-- What you are asked to do --
For this task, copy all of the data below exactly and skip the pictures.

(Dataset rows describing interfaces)

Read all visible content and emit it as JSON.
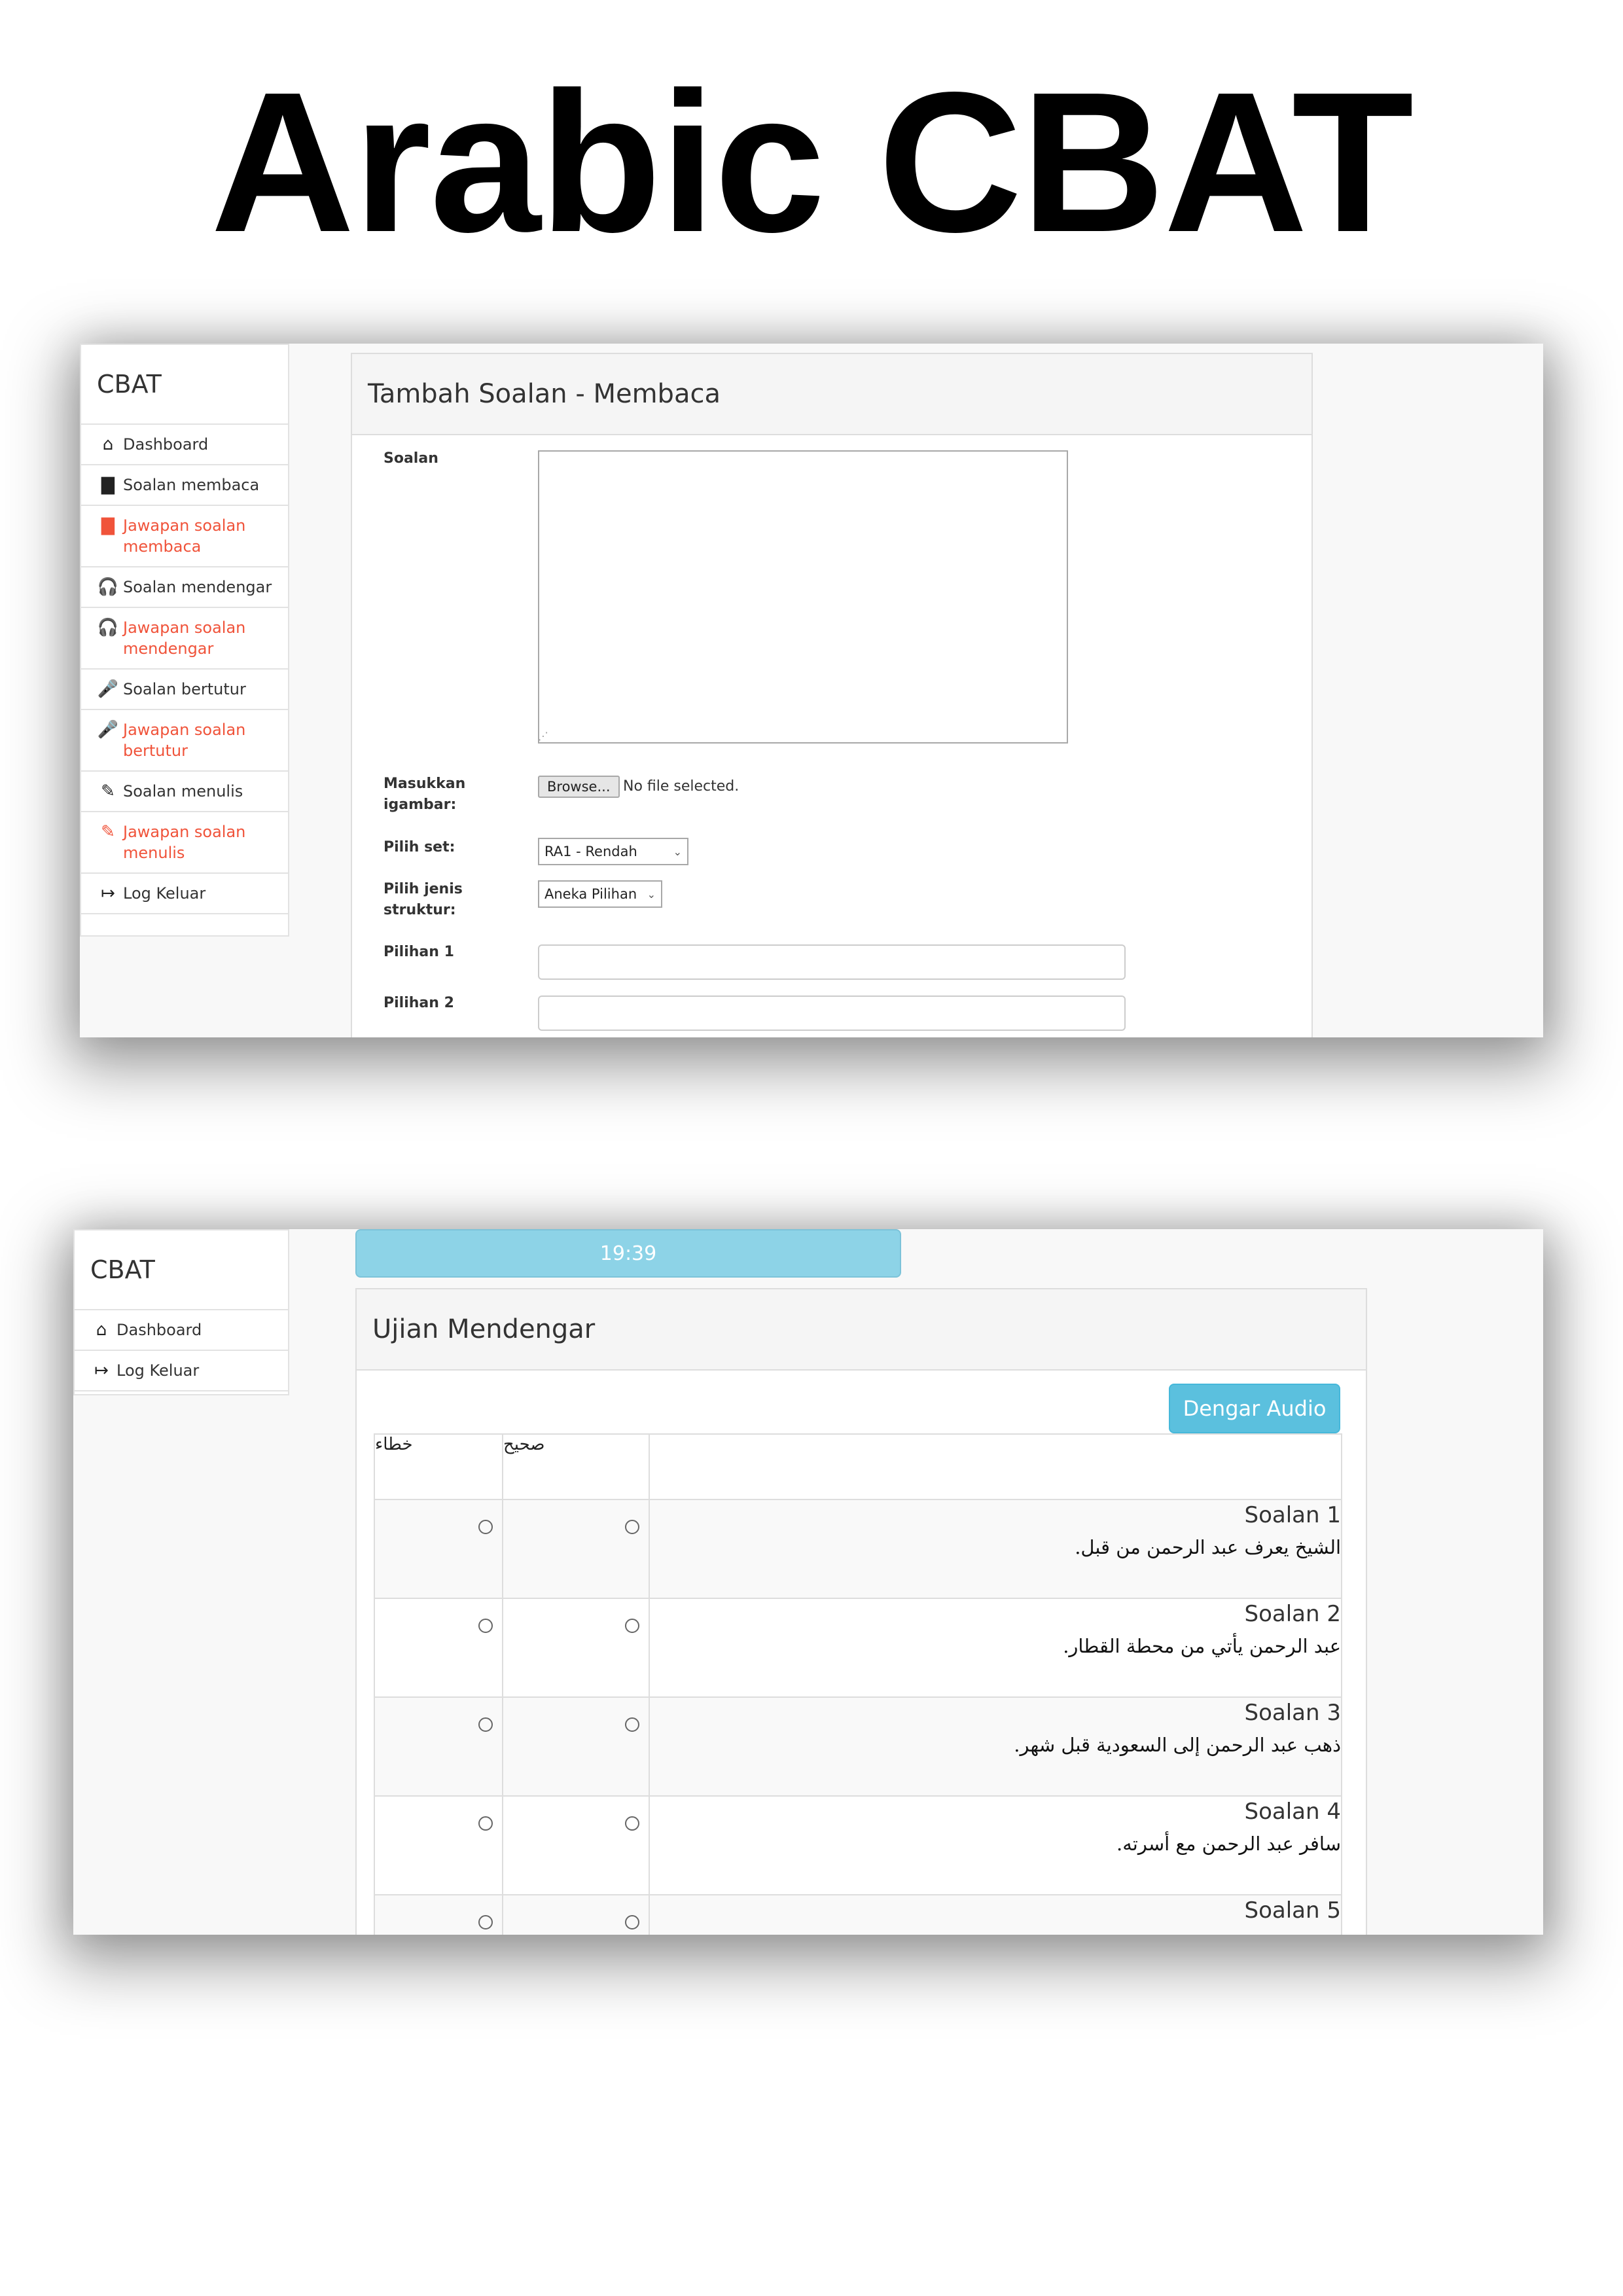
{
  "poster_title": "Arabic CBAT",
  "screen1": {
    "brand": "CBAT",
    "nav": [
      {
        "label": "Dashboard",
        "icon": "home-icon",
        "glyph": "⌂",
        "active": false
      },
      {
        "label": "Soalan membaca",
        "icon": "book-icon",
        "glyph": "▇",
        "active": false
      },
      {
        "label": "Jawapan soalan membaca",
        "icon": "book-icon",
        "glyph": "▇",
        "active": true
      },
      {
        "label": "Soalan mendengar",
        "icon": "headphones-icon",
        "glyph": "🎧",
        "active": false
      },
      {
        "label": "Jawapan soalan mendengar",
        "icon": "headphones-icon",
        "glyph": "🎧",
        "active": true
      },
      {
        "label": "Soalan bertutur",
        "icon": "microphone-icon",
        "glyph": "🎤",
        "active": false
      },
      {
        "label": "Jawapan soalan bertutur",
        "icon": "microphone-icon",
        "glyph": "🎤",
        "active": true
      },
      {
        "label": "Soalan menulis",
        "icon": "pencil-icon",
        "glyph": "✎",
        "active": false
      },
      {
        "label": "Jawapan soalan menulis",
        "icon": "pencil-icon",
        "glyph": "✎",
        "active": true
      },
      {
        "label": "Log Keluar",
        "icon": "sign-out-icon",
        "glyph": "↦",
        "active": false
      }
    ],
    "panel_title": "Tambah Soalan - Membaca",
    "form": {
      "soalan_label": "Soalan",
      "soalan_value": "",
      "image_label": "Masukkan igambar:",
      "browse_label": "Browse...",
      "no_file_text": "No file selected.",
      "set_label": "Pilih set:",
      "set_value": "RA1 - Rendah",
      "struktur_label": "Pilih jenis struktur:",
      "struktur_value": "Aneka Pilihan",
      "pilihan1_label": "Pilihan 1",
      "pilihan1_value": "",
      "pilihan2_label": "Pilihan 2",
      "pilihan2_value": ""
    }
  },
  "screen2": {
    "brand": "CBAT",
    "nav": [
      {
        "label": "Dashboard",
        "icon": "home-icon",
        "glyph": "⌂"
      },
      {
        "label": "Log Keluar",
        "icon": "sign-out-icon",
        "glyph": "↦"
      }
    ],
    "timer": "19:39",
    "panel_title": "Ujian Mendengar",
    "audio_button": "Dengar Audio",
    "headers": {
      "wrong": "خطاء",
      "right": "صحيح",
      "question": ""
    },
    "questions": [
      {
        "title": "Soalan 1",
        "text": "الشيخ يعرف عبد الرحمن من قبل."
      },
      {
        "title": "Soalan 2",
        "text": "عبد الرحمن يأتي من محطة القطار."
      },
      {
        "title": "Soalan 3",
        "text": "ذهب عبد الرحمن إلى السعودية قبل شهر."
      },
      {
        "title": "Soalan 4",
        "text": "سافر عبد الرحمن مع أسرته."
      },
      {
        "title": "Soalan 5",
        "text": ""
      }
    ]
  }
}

-- Written response --
Read all visible content and emit it as JSON.
{
  "poster_title": "Arabic CBAT",
  "screen1": {
    "brand": "CBAT",
    "nav": [
      {
        "label": "Dashboard",
        "icon": "home-icon",
        "glyph": "⌂",
        "active": false
      },
      {
        "label": "Soalan membaca",
        "icon": "book-icon",
        "glyph": "▇",
        "active": false
      },
      {
        "label": "Jawapan soalan membaca",
        "icon": "book-icon",
        "glyph": "▇",
        "active": true
      },
      {
        "label": "Soalan mendengar",
        "icon": "headphones-icon",
        "glyph": "🎧",
        "active": false
      },
      {
        "label": "Jawapan soalan mendengar",
        "icon": "headphones-icon",
        "glyph": "🎧",
        "active": true
      },
      {
        "label": "Soalan bertutur",
        "icon": "microphone-icon",
        "glyph": "🎤",
        "active": false
      },
      {
        "label": "Jawapan soalan bertutur",
        "icon": "microphone-icon",
        "glyph": "🎤",
        "active": true
      },
      {
        "label": "Soalan menulis",
        "icon": "pencil-icon",
        "glyph": "✎",
        "active": false
      },
      {
        "label": "Jawapan soalan menulis",
        "icon": "pencil-icon",
        "glyph": "✎",
        "active": true
      },
      {
        "label": "Log Keluar",
        "icon": "sign-out-icon",
        "glyph": "↦",
        "active": false
      }
    ],
    "panel_title": "Tambah Soalan - Membaca",
    "form": {
      "soalan_label": "Soalan",
      "soalan_value": "",
      "image_label": "Masukkan igambar:",
      "browse_label": "Browse...",
      "no_file_text": "No file selected.",
      "set_label": "Pilih set:",
      "set_value": "RA1 - Rendah",
      "struktur_label": "Pilih jenis struktur:",
      "struktur_value": "Aneka Pilihan",
      "pilihan1_label": "Pilihan 1",
      "pilihan1_value": "",
      "pilihan2_label": "Pilihan 2",
      "pilihan2_value": ""
    }
  },
  "screen2": {
    "brand": "CBAT",
    "nav": [
      {
        "label": "Dashboard",
        "icon": "home-icon",
        "glyph": "⌂"
      },
      {
        "label": "Log Keluar",
        "icon": "sign-out-icon",
        "glyph": "↦"
      }
    ],
    "timer": "19:39",
    "panel_title": "Ujian Mendengar",
    "audio_button": "Dengar Audio",
    "headers": {
      "wrong": "خطاء",
      "right": "صحيح",
      "question": ""
    },
    "questions": [
      {
        "title": "Soalan 1",
        "text": "الشيخ يعرف عبد الرحمن من قبل."
      },
      {
        "title": "Soalan 2",
        "text": "عبد الرحمن يأتي من محطة القطار."
      },
      {
        "title": "Soalan 3",
        "text": "ذهب عبد الرحمن إلى السعودية قبل شهر."
      },
      {
        "title": "Soalan 4",
        "text": "سافر عبد الرحمن مع أسرته."
      },
      {
        "title": "Soalan 5",
        "text": ""
      }
    ]
  }
}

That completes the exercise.